Birbiglia’s opening act was Jon Fisch, a comedian who previously appeared on “The Late Show with David Letterman.” His comedy emerged from the fact that he doesn’t look like a guy who has kids or a girlfriend. To no one’s surprise, he doesn’t have either. The crowd didn’t seem familiar with him or his act, but was willing to give him a chance.

He was surprisingly funny when talking about his dating experiences in both online and face-to-face relations. Throughout his performance, he was able to pace his routine smoothly and with precision.

It was obvious that he had been doing comedy for a while, because of his impeccable timing and his confidence on stage. Overall, his act was well done and left me wanting to see more. I would more than likely go and see his solo performance because of his routine.

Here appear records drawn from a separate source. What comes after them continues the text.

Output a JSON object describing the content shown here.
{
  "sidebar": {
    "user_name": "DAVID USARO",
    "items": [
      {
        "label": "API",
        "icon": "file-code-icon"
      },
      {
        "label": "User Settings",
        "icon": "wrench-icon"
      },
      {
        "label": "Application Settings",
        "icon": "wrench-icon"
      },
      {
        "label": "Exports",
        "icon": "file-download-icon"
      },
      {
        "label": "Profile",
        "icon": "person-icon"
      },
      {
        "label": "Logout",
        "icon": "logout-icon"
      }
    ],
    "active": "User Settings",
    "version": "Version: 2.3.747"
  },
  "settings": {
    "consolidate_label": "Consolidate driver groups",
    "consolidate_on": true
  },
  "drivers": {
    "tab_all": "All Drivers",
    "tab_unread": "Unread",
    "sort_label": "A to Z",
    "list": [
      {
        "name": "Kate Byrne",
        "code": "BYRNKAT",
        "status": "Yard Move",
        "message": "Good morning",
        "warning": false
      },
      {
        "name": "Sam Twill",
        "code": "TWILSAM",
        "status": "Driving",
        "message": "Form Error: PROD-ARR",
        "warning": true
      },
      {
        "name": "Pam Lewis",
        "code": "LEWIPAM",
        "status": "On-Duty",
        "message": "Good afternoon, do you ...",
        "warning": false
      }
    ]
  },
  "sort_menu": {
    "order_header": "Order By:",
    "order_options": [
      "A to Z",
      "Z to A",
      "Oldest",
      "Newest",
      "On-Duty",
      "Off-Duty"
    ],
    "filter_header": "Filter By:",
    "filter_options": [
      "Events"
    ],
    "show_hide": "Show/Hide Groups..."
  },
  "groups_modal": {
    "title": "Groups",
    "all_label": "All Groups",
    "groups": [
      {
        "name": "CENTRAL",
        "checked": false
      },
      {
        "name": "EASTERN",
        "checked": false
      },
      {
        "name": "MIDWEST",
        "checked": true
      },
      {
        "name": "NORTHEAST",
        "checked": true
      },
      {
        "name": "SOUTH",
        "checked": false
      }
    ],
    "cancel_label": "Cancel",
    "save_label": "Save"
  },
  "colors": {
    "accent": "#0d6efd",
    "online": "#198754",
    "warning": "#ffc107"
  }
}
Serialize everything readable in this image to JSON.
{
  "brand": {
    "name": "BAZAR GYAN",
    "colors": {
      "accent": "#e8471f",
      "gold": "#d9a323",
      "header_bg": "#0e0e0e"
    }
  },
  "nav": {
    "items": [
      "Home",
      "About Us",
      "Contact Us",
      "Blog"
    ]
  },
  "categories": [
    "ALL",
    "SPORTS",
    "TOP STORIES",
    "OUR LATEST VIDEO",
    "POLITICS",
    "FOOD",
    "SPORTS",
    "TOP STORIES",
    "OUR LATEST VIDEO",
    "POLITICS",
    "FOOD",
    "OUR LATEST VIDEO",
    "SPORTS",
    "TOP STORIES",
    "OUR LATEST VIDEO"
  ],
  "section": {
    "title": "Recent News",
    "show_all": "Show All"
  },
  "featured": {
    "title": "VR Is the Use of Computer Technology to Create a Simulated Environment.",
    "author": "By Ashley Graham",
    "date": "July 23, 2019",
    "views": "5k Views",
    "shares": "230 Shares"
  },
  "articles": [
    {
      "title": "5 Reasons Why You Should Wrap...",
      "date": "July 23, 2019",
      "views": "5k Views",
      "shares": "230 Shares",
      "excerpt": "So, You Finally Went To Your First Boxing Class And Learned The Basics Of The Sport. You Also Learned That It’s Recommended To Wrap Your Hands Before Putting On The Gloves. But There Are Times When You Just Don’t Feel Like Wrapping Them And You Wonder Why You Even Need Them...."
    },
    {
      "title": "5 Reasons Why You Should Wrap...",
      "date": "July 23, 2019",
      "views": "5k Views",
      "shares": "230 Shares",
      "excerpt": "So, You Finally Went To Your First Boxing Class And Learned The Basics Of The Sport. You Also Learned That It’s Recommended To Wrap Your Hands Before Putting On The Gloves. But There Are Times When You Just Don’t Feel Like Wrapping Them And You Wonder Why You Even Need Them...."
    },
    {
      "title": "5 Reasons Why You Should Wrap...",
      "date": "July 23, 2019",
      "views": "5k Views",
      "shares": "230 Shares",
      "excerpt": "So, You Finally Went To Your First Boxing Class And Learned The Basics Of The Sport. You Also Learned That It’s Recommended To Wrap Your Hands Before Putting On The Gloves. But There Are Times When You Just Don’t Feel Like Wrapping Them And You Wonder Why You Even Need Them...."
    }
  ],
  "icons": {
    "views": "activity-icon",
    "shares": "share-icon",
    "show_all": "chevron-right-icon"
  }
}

Birbiglia was a different story. As soon as he walked on stage, it was obvious due to the amount of cheering that this crowd had seen his previous works and was excited for the show. That’s almost always a good attribute for a live performance.

The first part of his performance falls on his politeness, and his comparison between different types of polite and rude people. He first compared early and late arriving people. He used himself and his wife as examples, him being the early person and his wife being the late person. It was obvious that he thought through his argument thoroughly, which added humor to this bit.

Throughout his performance, he showed off his impeccable timing and his well-paced story telling. Most of the stories he told were personal and showed off his humanity and wittiness.

One thing that I thought was respectable was that he went out of his way to give an innuendo that he was moving away from his non-explicit material to more crude stories about halfway through his show. He explained how he has never had an album that held an explicit label, and he was proud of that. He then explained that he thought it was weird, because many of his favorite comedians, such as George Carlin, use profanity and proudly display the label.

His more explicit material ranged from raunchy emails, to him swearing on a Canadian broadcast of the Muppets. This was a good change, because compared to his opening pieces this was faster paced and brought out his enthusiasm. I enjoyed the second half more due to that fact.

To end his show, he printed out Yelp reviews of his current tour, and showed off all of the sensitive people who didn’t appreciate his brand of humor. He then asked the crowd to please don’t take anything he said that night seriously, and that it was all a joke. I understand his frustration with overly sensitive people. It’s a comedy show. People shouldn’t be taking it so seriously.

Overall, the performance was well received by the crowd. John Fisch’s charisma and stature made the beginning of this show truly enjoyable. Birbiglia’s pacing was on point, and his story telling made the whole crowd roar in laughter. Although I thought that Fisch’s routine was more enjoyable, Birbiglia still had a wonderful performance, and I hope he comes back to the MAC in the future.